That could only happen if wages doubled so people could afford to make the mortgage payments. People making $20/hr cannot afford $300K houses. There is also the problem of supply/demand. If rents doubled, more people would be forced to consolidate under one roof. That would create a surplus of rental units and prices would be forced back down. You can see what the high housing prices are doing to California. Businesses are moving to Texas. There is nothing forcing those companies in California to stay there and pay engineers $120K when they could get an engineer for $80K in Texas.

Anonymous said...

so, looking at that chart, it seems to say there should be about a 30% adjustment coming. Or am I misreading it?

Anonymous said...

I'm renting a $600,000 house for $2500 per month and loving it. I get dirty looks from the neighbors all the time, because they know that I know I'm paying a fraction of what they are except I'm not tied to the ball and chain. I'm sure most of them are paying $5,000 per month on 100% financing. The best part is that most people I have over don't even know or care that I am renting. The best part will be when I buy one of my neighbor's houses as a REPO 2 years from now for 400K....

Anonymous said...

Well, in fact, this chart being a ratio, there's more than 1 way down; the price of renting could go UP while desperate homedebtors seek new income to cover their asses.
But we all know it will be the other way around, because "for rent" signs are gonna multiply, because said homedebtors can't continue to lose money not selling this house.

Hey! That makes the chart go up again!! Then... Yeah, you guessed: Home prices has to go Way Down to offset this and come back to normal ratios. Dear Lord we're so doomed

Anonymous said...

I'm renting a $600,000 house for $2500 per month and loving it. I get dirty looks from the neighbors all the time, because they know that I know I'm paying a fraction of what they are except I'm not tied to the ball and chain. I'm sure most of them are paying $5,000 per month on 100% financing.

-----

A $600K mortgage is not $5000 a month. At 6.5% it $3800 a month. If it is 100% financing, it's all interest so it's all tax deductible. If you are in a 35% bracket that $3800 becomes $2470. Add in say $500 in taxes (again which is $325 after the deduction) and the FBs are paying just slightly more than you per month.

So really you are the sucker in this situation my friend. For a $600K home, the most you should pay in rent is $2K. I rent a house that was purchased for $498K last leay and I pay $1500 in rent.

keith said...

$600,000 at 6.75 (good luck getting that rate or a jumbo btw) is $3900 a month. Add in property taxes, expenses, homeowners association of say $1500 a month (make up your own # here) and you're at $5,400 a month

Income tax savings at 28% bracket would be $1000 a month, grand total of $4400 a month, renter is paying $2500 a month.

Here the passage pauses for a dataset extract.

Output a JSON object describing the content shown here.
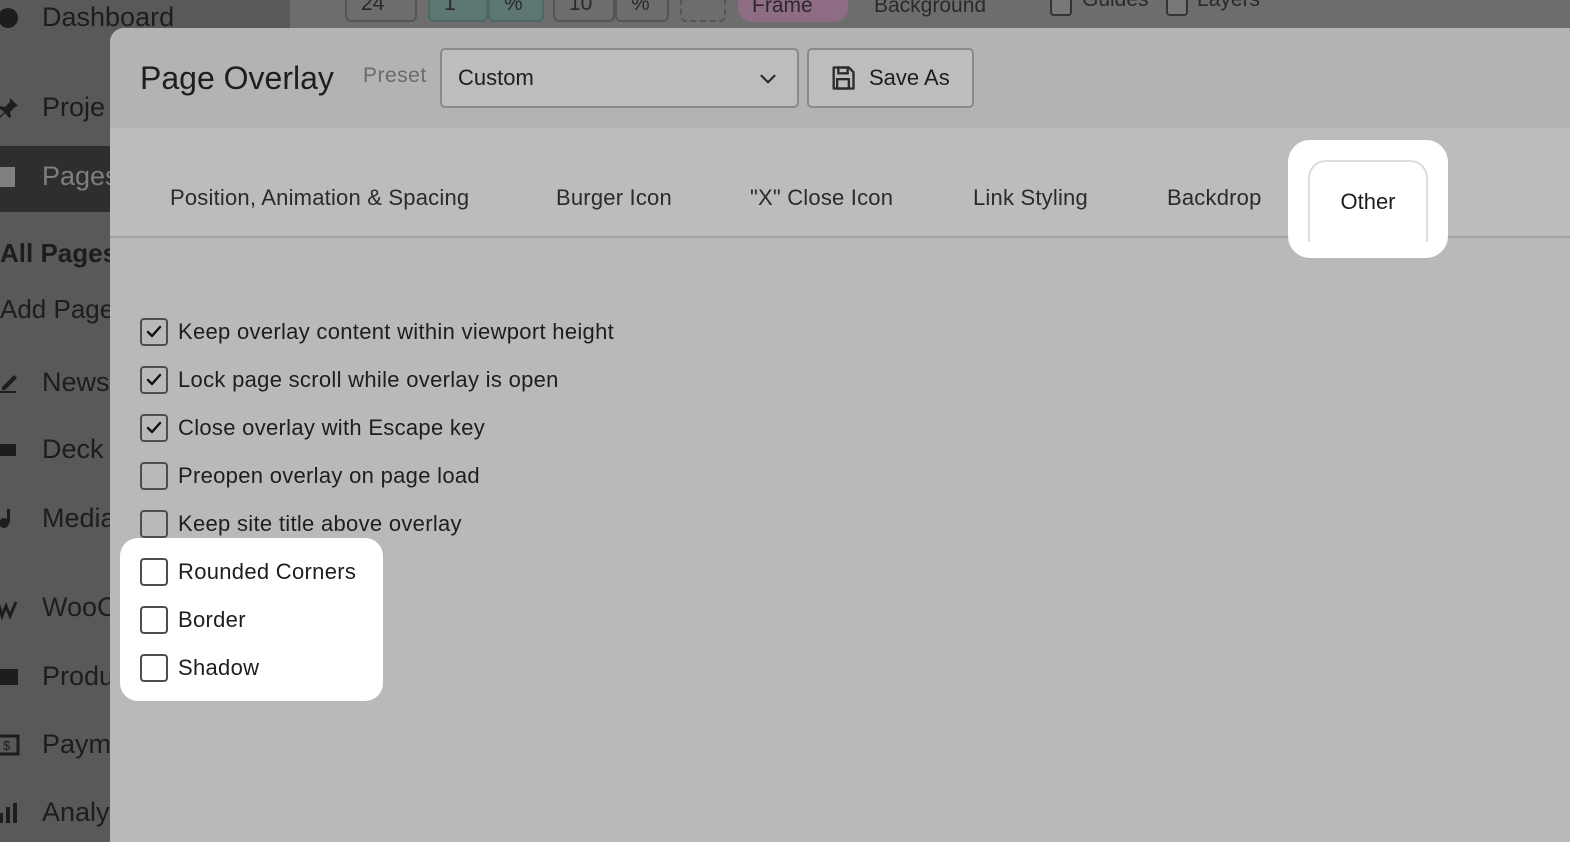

Now, for the real fun, assume property will lose 10% in value this year or $60,000, which is $5,000 a month

Total "ownership" cost of $9400 a month for 2008, vs. $2,500 to rent.

Get it now?

Anonymous said...

Thank you Keith. That guy obviously owns an overpriced home and is trying to justify his mistake. Its funny how when one of theses people speaks up they tend to overlook property taxes, public facilities taxes, home owners insurance, maintenance, ect... Plus I'll bet the renters land lord is paying water, trash and landscaping.....some people just have their blinders on.

danimal said...

Hey, Keith...don't forget...even bitter renters get a "standard deduction" of $10,700 = $250 per month in "savings" @ 28%.